====== Task data ======

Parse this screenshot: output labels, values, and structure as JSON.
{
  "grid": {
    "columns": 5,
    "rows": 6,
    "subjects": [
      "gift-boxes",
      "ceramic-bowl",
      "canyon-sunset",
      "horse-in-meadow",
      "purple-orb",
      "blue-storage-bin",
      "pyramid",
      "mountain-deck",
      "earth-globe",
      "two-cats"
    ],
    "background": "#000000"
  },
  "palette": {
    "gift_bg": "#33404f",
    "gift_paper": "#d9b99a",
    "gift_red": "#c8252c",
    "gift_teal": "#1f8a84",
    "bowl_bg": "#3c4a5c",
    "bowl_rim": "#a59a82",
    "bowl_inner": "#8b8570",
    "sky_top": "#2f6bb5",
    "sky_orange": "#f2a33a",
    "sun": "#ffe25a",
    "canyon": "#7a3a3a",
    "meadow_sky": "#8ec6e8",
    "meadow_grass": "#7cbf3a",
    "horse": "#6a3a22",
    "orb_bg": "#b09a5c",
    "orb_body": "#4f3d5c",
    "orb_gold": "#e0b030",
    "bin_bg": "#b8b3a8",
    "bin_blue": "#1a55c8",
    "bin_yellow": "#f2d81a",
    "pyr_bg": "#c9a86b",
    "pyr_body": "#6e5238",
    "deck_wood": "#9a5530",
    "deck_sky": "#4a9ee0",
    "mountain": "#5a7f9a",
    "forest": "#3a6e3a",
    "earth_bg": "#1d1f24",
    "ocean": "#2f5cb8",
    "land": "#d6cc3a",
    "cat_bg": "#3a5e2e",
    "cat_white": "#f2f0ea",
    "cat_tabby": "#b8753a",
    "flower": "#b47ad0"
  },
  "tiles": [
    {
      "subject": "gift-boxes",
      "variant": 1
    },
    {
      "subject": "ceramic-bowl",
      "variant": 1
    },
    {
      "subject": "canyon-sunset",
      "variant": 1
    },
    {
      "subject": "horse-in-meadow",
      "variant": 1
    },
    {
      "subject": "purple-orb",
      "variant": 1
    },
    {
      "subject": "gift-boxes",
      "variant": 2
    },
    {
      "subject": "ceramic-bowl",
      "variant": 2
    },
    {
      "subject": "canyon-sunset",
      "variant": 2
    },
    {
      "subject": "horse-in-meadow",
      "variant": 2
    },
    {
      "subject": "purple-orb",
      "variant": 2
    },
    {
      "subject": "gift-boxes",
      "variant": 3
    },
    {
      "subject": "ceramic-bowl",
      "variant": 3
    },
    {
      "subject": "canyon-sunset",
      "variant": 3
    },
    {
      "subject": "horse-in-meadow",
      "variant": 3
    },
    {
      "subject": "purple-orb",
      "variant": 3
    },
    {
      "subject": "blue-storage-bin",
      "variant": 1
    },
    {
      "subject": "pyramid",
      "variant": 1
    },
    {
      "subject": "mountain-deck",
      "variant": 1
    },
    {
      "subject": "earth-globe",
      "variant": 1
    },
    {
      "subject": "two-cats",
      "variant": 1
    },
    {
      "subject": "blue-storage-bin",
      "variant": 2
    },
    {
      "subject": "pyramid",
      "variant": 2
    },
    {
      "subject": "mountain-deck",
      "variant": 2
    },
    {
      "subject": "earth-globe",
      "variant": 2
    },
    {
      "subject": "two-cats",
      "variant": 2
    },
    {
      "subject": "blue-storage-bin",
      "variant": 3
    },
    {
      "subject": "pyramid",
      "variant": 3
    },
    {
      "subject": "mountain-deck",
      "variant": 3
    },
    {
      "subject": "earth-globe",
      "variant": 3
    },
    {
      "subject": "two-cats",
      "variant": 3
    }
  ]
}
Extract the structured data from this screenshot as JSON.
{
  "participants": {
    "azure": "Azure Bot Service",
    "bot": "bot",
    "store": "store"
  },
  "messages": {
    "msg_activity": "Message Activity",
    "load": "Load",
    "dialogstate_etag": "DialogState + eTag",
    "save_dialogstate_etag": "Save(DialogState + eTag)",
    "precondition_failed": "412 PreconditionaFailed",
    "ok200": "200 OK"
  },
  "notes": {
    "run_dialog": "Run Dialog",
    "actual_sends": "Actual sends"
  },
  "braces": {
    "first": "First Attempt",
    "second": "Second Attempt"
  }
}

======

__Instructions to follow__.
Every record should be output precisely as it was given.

__Result of the task__.
Parse this screenshot: output labels, values, and structure as JSON.
{
  "grid": {
    "columns": 5,
    "rows": 6,
    "subjects": [
      "gift-boxes",
      "ceramic-bowl",
      "canyon-sunset",
      "horse-in-meadow",
      "purple-orb",
      "blue-storage-bin",
      "pyramid",
      "mountain-deck",
      "earth-globe",
      "two-cats"
    ],
    "background": "#000000"
  },
  "palette": {
    "gift_bg": "#33404f",
    "gift_paper": "#d9b99a",
    "gift_red": "#c8252c",
    "gift_teal": "#1f8a84",
    "bowl_bg": "#3c4a5c",
    "bowl_rim": "#a59a82",
    "bowl_inner": "#8b8570",
    "sky_top": "#2f6bb5",
    "sky_orange": "#f2a33a",
    "sun": "#ffe25a",
    "canyon": "#7a3a3a",
    "meadow_sky": "#8ec6e8",
    "meadow_grass": "#7cbf3a",
    "horse": "#6a3a22",
    "orb_bg": "#b09a5c",
    "orb_body": "#4f3d5c",
    "orb_gold": "#e0b030",
    "bin_bg": "#b8b3a8",
    "bin_blue": "#1a55c8",
    "bin_yellow": "#f2d81a",
    "pyr_bg": "#c9a86b",
    "pyr_body": "#6e5238",
    "deck_wood": "#9a5530",
    "deck_sky": "#4a9ee0",
    "mountain": "#5a7f9a",
    "forest": "#3a6e3a",
    "earth_bg": "#1d1f24",
    "ocean": "#2f5cb8",
    "land": "#d6cc3a",
    "cat_bg": "#3a5e2e",
    "cat_white": "#f2f0ea",
    "cat_tabby": "#b8753a",
    "flower": "#b47ad0"
  },
  "tiles": [
    {
      "subject": "gift-boxes",
      "variant": 1
    },
    {
      "subject": "ceramic-bowl",
      "variant": 1
    },
    {
      "subject": "canyon-sunset",
      "variant": 1
    },
    {
      "subject": "horse-in-meadow",
      "variant": 1
    },
    {
      "subject": "purple-orb",
      "variant": 1
    },
    {
      "subject": "gift-boxes",
      "variant": 2
    },
    {
      "subject": "ceramic-bowl",
      "variant": 2
    },
    {
      "subject": "canyon-sunset",
      "variant": 2
    },
    {
      "subject": "horse-in-meadow",
      "variant": 2
    },
    {
      "subject": "purple-orb",
      "variant": 2
    },
    {
      "subject": "gift-boxes",
      "variant": 3
    },
    {
      "subject": "ceramic-bowl",
      "variant": 3
    },
    {
      "subject": "canyon-sunset",
      "variant": 3
    },
    {
      "subject": "horse-in-meadow",
      "variant": 3
    },
    {
      "subject": "purple-orb",
      "variant": 3
    },
    {
      "subject": "blue-storage-bin",
      "variant": 1
    },
    {
      "subject": "pyramid",
      "variant": 1
    },
    {
      "subject": "mountain-deck",
      "variant": 1
    },
    {
      "subject": "earth-globe",
      "variant": 1
    },
    {
      "subject": "two-cats",
      "variant": 1
    },
    {
      "subject": "blue-storage-bin",
      "variant": 2
    },
    {
      "subject": "pyramid",
      "variant": 2
    },
    {
      "subject": "mountain-deck",
      "variant": 2
    },
    {
      "subject": "earth-globe",
      "variant": 2
    },
    {
      "subject": "two-cats",
      "variant": 2
    },
    {
      "subject": "blue-storage-bin",
      "variant": 3
    },
    {
      "subject": "pyramid",
      "variant": 3
    },
    {
      "subject": "mountain-deck",
      "variant": 3
    },
    {
      "subject": "earth-globe",
      "variant": 3
    },
    {
      "subject": "two-cats",
      "variant": 3
    }
  ]
}
Extract the structured data from this screenshot as JSON.
{
  "participants": {
    "azure": "Azure Bot Service",
    "bot": "bot",
    "store": "store"
  },
  "messages": {
    "msg_activity": "Message Activity",
    "load": "Load",
    "dialogstate_etag": "DialogState + eTag",
    "save_dialogstate_etag": "Save(DialogState + eTag)",
    "precondition_failed": "412 PreconditionaFailed",
    "ok200": "200 OK"
  },
  "notes": {
    "run_dialog": "Run Dialog",
    "actual_sends": "Actual sends"
  },
  "braces": {
    "first": "First Attempt",
    "second": "Second Attempt"
  }
}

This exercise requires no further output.